My family and I recently completed a 4-week long experiment in which we aimed to drastically reduce our spending on groceries and continue to eat well, perhaps even better than before. If you’re curious, here are our weekly meal plans for the month.
Seasonal produce: A dilemma
Did we make it? Yes and no. Yesterday I explained the way in which we succeeded. Today I’ll expand on how and why we didn’t.
A whole bunch of seasonal produce opportunities presented themselves last month. We had a plethora of zucchini and (red and green) tomatoes from the garden which needed to be processed in order to preserve them for later. In addition, I negotiated a screamin’ deal at the farmer’s market for a case of peaches one night and a bag of nectarines another. Although I wasn’t sure whether or not it would taint the experiment, I went ahead and spent the money required to do the produce “projects” ($72.23 in total). I just couldn’t let peach, tomato and zucchini season fade away while I ran the $200 experiment.
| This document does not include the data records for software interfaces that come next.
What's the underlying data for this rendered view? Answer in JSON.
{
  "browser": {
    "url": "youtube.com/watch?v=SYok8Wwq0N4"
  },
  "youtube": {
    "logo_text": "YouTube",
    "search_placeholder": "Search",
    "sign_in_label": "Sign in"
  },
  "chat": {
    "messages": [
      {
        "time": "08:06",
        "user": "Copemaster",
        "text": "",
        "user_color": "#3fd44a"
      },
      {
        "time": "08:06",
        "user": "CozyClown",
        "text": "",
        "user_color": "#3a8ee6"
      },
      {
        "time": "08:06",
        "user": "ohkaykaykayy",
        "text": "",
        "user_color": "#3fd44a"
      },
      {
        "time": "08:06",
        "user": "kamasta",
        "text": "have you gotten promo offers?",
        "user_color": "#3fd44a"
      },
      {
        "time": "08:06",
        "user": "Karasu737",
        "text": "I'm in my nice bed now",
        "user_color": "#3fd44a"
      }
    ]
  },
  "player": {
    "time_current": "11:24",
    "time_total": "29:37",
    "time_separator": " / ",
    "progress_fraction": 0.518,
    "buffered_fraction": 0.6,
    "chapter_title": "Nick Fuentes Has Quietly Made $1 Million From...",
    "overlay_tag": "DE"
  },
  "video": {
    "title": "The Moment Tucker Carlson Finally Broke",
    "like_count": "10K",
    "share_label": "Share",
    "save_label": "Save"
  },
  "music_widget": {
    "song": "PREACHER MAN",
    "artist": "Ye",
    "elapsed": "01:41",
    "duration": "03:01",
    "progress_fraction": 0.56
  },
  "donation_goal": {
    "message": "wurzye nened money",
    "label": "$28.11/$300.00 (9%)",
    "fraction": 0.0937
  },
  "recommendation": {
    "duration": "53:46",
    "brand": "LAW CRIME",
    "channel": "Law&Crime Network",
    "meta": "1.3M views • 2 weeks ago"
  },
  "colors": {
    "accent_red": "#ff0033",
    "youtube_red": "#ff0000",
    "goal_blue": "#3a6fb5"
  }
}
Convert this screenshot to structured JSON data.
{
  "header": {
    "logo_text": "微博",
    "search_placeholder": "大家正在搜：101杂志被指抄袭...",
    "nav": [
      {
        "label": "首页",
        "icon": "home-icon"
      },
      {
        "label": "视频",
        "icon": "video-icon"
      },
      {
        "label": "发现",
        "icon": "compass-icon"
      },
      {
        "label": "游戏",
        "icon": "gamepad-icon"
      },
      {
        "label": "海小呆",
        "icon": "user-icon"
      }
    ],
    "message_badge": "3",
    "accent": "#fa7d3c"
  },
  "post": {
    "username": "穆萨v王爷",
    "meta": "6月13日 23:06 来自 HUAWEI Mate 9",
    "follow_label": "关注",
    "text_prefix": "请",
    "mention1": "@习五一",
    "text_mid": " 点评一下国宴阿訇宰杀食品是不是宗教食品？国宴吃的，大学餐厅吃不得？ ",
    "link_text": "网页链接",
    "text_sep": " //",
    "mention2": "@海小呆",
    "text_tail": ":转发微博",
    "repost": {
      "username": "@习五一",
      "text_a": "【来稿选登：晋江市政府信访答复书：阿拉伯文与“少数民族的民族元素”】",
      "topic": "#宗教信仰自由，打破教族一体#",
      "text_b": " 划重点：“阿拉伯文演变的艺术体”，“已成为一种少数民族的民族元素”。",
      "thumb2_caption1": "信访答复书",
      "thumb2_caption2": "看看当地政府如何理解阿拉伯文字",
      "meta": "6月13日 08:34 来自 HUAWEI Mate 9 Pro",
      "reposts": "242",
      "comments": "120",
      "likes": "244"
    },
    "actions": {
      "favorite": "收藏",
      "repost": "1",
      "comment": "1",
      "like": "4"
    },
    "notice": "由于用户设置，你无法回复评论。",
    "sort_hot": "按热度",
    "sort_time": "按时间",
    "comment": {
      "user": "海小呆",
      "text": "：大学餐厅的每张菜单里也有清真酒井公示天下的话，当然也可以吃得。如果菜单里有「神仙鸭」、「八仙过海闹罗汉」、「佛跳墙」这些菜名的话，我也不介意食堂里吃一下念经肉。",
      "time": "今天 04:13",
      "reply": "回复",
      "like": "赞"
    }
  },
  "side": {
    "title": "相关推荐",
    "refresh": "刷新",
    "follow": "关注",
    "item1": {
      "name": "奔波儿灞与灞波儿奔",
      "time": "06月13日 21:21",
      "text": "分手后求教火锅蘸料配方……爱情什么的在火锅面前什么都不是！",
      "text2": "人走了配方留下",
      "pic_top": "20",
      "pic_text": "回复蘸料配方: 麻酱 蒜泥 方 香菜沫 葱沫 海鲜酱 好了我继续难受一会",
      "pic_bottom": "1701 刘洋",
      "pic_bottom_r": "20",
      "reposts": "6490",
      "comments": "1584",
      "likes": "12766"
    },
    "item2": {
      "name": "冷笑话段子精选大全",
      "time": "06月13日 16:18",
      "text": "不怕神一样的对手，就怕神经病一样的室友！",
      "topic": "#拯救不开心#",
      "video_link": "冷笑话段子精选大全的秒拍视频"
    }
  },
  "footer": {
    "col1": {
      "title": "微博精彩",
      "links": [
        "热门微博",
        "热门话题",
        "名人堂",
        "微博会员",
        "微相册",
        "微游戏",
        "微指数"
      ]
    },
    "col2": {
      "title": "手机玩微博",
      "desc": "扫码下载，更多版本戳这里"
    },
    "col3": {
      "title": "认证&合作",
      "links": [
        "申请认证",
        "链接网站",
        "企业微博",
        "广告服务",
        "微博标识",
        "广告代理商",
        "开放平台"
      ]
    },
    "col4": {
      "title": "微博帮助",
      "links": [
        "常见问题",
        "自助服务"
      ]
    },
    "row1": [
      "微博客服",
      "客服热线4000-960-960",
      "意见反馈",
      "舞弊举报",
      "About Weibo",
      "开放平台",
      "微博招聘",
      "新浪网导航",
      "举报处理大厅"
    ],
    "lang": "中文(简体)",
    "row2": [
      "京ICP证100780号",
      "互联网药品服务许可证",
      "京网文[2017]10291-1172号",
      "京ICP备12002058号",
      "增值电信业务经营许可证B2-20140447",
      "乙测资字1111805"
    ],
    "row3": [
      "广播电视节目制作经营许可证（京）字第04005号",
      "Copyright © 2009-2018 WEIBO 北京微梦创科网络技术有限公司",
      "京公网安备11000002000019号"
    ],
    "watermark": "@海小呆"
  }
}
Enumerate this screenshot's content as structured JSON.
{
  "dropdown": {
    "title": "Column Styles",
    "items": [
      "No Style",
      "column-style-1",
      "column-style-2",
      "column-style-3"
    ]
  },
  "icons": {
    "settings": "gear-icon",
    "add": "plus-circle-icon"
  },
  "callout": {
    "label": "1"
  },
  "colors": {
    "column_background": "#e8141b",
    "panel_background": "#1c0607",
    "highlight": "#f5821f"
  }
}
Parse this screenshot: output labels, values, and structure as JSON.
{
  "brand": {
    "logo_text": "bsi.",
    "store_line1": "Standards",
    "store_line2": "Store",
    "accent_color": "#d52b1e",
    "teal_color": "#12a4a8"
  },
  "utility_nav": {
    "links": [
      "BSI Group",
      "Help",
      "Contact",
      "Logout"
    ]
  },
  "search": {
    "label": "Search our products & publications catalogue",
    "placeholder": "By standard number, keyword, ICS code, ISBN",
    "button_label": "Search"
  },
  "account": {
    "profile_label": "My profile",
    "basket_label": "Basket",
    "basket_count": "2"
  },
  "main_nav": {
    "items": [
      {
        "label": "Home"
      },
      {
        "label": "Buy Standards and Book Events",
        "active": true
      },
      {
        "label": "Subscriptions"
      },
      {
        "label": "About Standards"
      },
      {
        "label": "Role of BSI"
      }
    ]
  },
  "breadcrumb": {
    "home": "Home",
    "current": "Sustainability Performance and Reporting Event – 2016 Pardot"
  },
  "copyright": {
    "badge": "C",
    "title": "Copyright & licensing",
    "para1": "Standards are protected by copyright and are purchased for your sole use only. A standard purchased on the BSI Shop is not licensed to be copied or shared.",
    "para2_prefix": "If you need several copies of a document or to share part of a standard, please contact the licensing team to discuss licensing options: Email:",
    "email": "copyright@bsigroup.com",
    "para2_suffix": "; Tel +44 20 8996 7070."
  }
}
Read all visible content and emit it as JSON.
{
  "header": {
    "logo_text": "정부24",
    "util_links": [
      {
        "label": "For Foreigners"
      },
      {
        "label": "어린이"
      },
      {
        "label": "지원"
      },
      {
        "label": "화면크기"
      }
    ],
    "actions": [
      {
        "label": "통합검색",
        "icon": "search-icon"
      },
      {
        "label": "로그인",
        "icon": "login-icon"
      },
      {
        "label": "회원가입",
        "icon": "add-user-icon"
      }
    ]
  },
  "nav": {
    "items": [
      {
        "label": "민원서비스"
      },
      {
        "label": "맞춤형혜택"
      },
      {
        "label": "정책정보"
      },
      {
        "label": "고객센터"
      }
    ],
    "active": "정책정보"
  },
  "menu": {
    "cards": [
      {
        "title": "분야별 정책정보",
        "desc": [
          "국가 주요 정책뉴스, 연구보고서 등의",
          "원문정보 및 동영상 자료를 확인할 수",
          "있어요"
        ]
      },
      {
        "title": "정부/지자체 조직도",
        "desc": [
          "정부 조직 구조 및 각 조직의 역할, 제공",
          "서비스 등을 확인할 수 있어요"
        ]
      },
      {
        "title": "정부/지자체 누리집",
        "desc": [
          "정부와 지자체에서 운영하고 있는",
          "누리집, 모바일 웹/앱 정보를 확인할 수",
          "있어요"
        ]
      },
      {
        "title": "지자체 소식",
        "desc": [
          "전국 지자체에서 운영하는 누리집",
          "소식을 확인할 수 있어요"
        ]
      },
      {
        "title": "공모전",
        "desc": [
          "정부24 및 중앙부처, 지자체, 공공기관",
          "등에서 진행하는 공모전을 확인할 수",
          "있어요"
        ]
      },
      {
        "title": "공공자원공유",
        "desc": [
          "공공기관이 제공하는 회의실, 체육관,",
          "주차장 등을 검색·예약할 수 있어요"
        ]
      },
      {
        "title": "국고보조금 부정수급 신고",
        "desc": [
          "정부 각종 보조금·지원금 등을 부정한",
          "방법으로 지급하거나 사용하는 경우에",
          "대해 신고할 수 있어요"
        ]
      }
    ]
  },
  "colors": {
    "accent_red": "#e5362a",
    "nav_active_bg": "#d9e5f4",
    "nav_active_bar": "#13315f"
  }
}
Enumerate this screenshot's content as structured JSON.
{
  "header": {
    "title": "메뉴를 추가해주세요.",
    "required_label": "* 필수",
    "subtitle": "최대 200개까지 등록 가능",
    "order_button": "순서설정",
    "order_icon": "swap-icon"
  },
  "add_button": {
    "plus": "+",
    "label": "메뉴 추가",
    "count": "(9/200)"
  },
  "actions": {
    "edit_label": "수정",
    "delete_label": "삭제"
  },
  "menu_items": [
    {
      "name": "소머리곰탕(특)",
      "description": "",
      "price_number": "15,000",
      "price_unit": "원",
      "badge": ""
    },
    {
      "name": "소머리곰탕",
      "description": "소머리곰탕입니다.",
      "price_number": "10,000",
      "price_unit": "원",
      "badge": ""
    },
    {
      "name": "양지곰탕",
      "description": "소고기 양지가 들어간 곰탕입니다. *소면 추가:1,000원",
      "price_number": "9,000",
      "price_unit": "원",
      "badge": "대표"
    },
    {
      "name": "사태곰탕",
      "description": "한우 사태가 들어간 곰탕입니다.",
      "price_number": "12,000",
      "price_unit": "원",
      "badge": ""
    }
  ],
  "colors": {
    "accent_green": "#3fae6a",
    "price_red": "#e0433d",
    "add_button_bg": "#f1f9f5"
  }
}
Here are the projects I did to preserve the season’s bounty:
Piccalilli – using red and green tomatoes from the garden
Curried Zucchini soup – using zucchini from the garden
Garlic Zucchini soup – again featuring zucchini from the garden
Here’s the breakdown of what I had to purchase for each project and the associated costs.
Together the projects yielded 7 quarts of piccalilli, 9 quarts of soup, 5 peach crisps, and 1 quart of nectarine sauce. Not bad for just over 70 bucks.
Initially I thought this was a one-off, and that my regular grocery budget wouldn’t have to account for bonanzas like this. But then I remembered apple season is coming up. And pomegranates, pumpkins and squash are here. Then our oranges will ripen… It’s never-ending. And thank goodness! What joy and deliciousness these seasonal treats provide. I’ve got to make a little room in the budget for stocking up on such treats when they are plentiful. It turns out there will always be something!
In the long-run, buying lots of seasonal produce at its peak of freshness (and lowest price) and preserving it (frozen or canned, solo or in a dish you’ve prepared) is a very economical way to eat healthfully. While $40 seems like a lot to spend on stone fruit in a single month, next month we won’t have to buy any, but we’ll be enjoying it all the same, along with whatever is newly in season. And that’s a good thing, as you-know-who says.
Tomorrow, read how we did with eating out during the $200/month grocery experiment.